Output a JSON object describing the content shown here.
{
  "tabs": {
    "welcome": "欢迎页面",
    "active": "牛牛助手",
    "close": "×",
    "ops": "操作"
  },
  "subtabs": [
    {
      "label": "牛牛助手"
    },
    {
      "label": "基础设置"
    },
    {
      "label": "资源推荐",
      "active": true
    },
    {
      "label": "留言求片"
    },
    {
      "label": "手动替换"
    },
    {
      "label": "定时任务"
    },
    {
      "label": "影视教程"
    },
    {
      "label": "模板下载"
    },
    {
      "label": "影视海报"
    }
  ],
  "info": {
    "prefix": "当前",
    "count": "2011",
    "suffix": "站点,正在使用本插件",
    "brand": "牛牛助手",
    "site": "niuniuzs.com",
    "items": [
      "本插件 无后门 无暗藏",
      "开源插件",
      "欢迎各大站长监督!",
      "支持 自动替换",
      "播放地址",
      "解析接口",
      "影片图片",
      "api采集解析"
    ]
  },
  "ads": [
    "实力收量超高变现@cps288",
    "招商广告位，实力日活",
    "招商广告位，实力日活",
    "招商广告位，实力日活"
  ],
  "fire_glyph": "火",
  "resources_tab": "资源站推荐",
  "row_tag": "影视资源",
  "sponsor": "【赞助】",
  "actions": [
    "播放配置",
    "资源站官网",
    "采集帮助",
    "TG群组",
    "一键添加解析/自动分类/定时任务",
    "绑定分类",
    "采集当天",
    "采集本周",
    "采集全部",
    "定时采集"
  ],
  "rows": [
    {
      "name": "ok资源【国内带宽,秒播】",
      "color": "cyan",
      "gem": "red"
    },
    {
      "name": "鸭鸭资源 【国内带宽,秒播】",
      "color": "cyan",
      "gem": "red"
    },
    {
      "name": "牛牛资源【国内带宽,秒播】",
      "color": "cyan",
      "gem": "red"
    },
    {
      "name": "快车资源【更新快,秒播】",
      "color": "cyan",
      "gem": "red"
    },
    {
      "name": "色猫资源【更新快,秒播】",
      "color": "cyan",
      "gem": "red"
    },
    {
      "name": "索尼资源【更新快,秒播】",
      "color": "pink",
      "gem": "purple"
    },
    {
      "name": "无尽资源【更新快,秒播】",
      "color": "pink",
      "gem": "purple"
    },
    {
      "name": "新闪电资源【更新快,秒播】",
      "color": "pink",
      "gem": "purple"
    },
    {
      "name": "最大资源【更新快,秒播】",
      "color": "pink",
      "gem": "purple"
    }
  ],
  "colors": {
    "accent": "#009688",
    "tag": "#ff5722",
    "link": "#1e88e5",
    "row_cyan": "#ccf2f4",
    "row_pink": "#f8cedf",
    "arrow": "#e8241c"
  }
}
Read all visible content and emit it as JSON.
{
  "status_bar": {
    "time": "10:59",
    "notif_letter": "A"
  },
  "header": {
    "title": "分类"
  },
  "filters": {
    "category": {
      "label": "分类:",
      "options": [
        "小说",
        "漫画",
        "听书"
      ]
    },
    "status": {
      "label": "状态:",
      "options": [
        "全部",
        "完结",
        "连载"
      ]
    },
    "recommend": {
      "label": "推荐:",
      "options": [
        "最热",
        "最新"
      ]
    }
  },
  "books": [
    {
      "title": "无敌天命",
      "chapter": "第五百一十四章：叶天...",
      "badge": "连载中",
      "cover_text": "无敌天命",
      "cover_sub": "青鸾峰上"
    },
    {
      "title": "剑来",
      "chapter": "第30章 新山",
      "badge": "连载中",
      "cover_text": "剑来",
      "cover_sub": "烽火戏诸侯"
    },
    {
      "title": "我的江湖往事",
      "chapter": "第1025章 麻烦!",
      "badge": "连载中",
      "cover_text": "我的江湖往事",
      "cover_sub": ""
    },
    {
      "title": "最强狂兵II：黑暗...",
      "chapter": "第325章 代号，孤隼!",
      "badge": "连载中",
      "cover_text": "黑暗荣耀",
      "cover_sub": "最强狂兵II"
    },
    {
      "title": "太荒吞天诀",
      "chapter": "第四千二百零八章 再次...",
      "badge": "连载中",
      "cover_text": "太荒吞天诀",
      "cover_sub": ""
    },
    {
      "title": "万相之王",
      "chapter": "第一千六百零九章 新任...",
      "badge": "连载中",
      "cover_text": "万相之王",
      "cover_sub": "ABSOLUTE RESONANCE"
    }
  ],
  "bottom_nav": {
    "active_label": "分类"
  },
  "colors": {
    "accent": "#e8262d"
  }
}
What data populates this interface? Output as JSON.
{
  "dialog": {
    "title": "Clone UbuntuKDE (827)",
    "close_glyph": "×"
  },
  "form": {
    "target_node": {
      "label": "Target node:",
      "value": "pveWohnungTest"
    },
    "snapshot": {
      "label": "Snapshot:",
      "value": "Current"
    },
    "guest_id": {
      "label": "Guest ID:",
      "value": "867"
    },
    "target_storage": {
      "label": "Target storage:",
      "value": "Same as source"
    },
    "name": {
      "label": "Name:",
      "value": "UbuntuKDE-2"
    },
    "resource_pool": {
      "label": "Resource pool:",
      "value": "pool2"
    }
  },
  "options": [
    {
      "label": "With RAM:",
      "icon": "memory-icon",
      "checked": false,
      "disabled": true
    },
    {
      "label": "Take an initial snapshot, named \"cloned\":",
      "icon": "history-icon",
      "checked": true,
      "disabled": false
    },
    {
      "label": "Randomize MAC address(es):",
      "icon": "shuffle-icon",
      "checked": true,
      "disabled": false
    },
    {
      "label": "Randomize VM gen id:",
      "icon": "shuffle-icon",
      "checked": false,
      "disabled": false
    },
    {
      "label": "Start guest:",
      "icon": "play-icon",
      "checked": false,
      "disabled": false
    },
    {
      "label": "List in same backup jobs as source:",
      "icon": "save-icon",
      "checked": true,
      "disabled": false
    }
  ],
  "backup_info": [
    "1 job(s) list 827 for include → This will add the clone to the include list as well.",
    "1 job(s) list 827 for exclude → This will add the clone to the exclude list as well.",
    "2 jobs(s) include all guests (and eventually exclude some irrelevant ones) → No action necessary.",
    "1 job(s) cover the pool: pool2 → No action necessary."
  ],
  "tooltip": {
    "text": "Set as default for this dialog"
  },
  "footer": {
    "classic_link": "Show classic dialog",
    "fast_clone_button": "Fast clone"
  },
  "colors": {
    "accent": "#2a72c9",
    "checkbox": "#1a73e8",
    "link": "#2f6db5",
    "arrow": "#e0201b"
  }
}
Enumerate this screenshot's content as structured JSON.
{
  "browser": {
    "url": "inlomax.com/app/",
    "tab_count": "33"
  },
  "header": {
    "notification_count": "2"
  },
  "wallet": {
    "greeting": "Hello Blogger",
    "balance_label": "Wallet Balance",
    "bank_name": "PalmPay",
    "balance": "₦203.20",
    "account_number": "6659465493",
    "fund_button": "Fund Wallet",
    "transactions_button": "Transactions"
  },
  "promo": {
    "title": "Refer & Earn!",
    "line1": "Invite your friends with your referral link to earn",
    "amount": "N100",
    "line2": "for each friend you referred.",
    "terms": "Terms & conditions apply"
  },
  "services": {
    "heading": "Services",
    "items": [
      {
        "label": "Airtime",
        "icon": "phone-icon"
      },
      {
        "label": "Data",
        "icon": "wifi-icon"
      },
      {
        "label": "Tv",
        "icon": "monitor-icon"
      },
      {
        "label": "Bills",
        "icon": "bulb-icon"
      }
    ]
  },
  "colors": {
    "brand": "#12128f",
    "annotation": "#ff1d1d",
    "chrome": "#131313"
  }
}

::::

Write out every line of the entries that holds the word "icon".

§ Result below:
      "icon": "memory-icon",
      "icon": "history-icon",
      "icon": "shuffle-icon",
      "icon": "shuffle-icon",
      "icon": "play-icon",
      "icon": "save-icon",
        "icon": "phone-icon"
        "icon": "wifi-icon"
        "icon": "monitor-icon"
        "icon": "bulb-icon"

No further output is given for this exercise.